    36       (5 )     (69,990 )     —    

Acquisition of certain assest and liabilities of Cortek, Inc., net of cash acquired

    —         54       (7,398 )     —    

Acquisition of Ishibe Medical Co. Ltd, net of cash acquired

    —         —         651       —    

Purchases of instruments, property and equipment

    (5,372 )     (9,702 )     (4,198 )     (60 )

Purchase of intangible assets

    (2,612 )     —         —         —    

Investment in certificate of deposit

    (900 )     (1,100 )     —         —    
                               

Net cash used in investing activities

    (8,939 )     (10,753 )     (80,935 )     (60 )
                               

Financing activities:

         

Net proceeds from issuance of common stock

    33,351       70,239       —         —    

Proceeds from issuance of Rolling common, Series C common and preferred stock

    —         221       91,609       —    

Borrowings under lines of credit

    20,839       25,627       4,840       —    

Repayments under lines of credit

    (21,607 )     (26,382 )     (1,761 )     —    

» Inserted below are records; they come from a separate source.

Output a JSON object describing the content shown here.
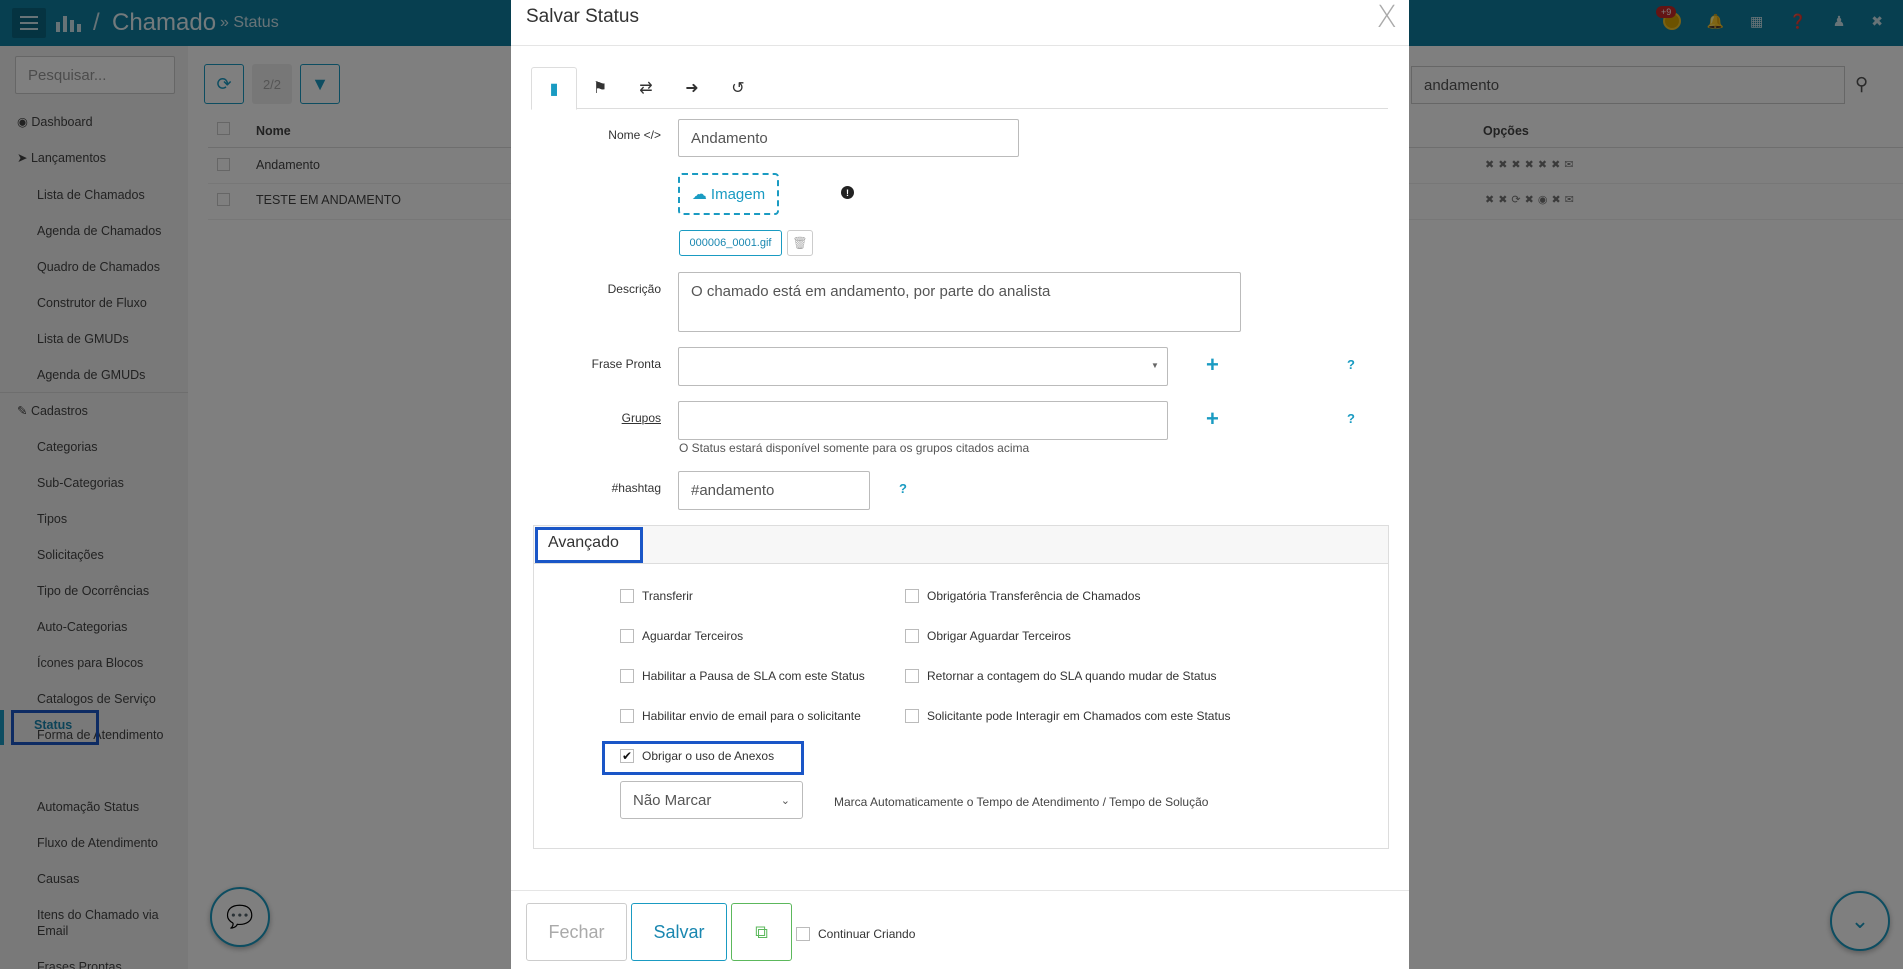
{
  "app": {
    "breadcrumb_title": "Chamado",
    "breadcrumb_sub": "» Status",
    "notification_badge": "+9"
  },
  "sidebar": {
    "search_placeholder": "Pesquisar...",
    "top_items": [
      "Dashboard",
      "Lançamentos"
    ],
    "lancamentos": [
      "Lista de Chamados",
      "Agenda de Chamados",
      "Quadro de Chamados",
      "Construtor de Fluxo",
      "Lista de GMUDs",
      "Agenda de GMUDs"
    ],
    "cadastros_label": "Cadastros",
    "cadastros": [
      "Categorias",
      "Sub-Categorias",
      "Tipos",
      "Solicitações",
      "Tipo de Ocorrências",
      "Auto-Categorias",
      "Ícones para Blocos",
      "Catalogos de Serviço",
      "Forma de Atendimento",
      "Status",
      "Automação Status",
      "Fluxo de Atendimento",
      "Causas",
      "Itens do Chamado via Email",
      "Frases Prontas"
    ]
  },
  "list": {
    "count": "2/2",
    "search_value": "andamento",
    "col_name": "Nome",
    "col_options": "Opções",
    "rows": [
      "Andamento",
      "TESTE EM ANDAMENTO"
    ]
  },
  "modal": {
    "title": "Salvar Status",
    "close": "X",
    "form": {
      "nome_label": "Nome",
      "nome_value": "Andamento",
      "upload_label": "Imagem",
      "file_name": "000006_0001.gif",
      "descricao_label": "Descrição",
      "descricao_value": "O chamado está em andamento, por parte do analista",
      "frase_label": "Frase Pronta",
      "frase_value": "",
      "grupos_label": "Grupos",
      "grupos_value": "",
      "grupos_hint": "O Status estará disponível somente para os grupos citados acima",
      "hashtag_label": "#hashtag",
      "hashtag_value": "#andamento"
    },
    "advanced": {
      "title": "Avançado",
      "options": [
        {
          "label": "Transferir",
          "checked": false
        },
        {
          "label": "Obrigatória Transferência de Chamados",
          "checked": false
        },
        {
          "label": "Aguardar Terceiros",
          "checked": false
        },
        {
          "label": "Obrigar Aguardar Terceiros",
          "checked": false
        },
        {
          "label": "Habilitar a Pausa de SLA com este Status",
          "checked": false
        },
        {
          "label": "Retornar a contagem do SLA quando mudar de Status",
          "checked": false
        },
        {
          "label": "Habilitar envio de email para o solicitante",
          "checked": false
        },
        {
          "label": "Solicitante pode Interagir em Chamados com este Status",
          "checked": false
        },
        {
          "label": "Obrigar o uso de Anexos",
          "checked": true
        }
      ],
      "marcar_select": "Não Marcar",
      "marcar_note": "Marca Automaticamente o Tempo de Atendimento / Tempo de Solução"
    },
    "footer": {
      "close_label": "Fechar",
      "save_label": "Salvar",
      "continue_label": "Continuar Criando"
    }
  },
  "colors": {
    "topbar": "#0f7fa0",
    "accent": "#1a9bc2",
    "highlight": "#1a56c7",
    "copy_green": "#5cb85c"
  }
}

Escrow proceeds

    952       —         —         —    

Principal payments on capital lease obligations

    (545 )     (669 )     (579 )     (155 )

Proceeds from issuance of notes payable

    577       4,629       1,192       —    

Principal payments on notes payable

    (2,248 )     (4,729 )     (2,944 )     (80 )

Deferred costs paid in connection with initial public offering

    —         —         (1,195 )     —    

Repayment of supply agreement obligation

    —         (75 )     (75 )     —    

Stock redemption

    —         (35,153 )     —         —    

Repayment of stockholder notes receivable

    —         65       139       2  
                               

Net cash provided by (used in) financing activities

    31,319       33,773       91,226       (233 )
                               

Effect of exchange rate changes on cash and cash equivalents

    (243 )     336       (77 )     (2 )
                               

Net increase (decrease) in cash and cash equivalents

    8,900       14,763       2,180       (501 )

Cash and cash equivalents at beginning of period

    16,943       2,180       —         1,557  
                               

Cash and cash equivalents at end of period

  $ 25,843     $ 16,943     $ 2,180     $ 1,056  
                               

See accompanying notes.

 

F-7


Table of Contents

ALPHATEC HOLDINGS, INC.

CONSOLDIATED STATEMENTS OF CASH FLOWS—(Continued)

 

     Successor    Successor     Successor      Predecessor  
     Year ended
December 31,
2007
   Year ended
December 31,
2006
    March 18,
2005 to
December 31,
2005
     January 1,
2005 to
March 17,
2005
 
     (In thousands)  

Supplemental disclosure of cash flow information:

            

Cash paid for interest

   $ 686    $ 658     $ 431      $ 102  
                                

Cash paid for income taxes

   $ 93    $ 133     $ 89      $ —    
                                

Accretion to redemption value of redeemable stock

   $ —      $ 3,450     $ 7,601      $ —    
                                

Repurchase of distribution rights

   $ —      $ —       $ 3,098      $ —    
                                

Revaluation of put right (Minority interest)

   $ 149    $ (810 )   $ 598      $ —    
                                

Purchases of property and equipment through capital leases

   $ —      $ 46     $ 246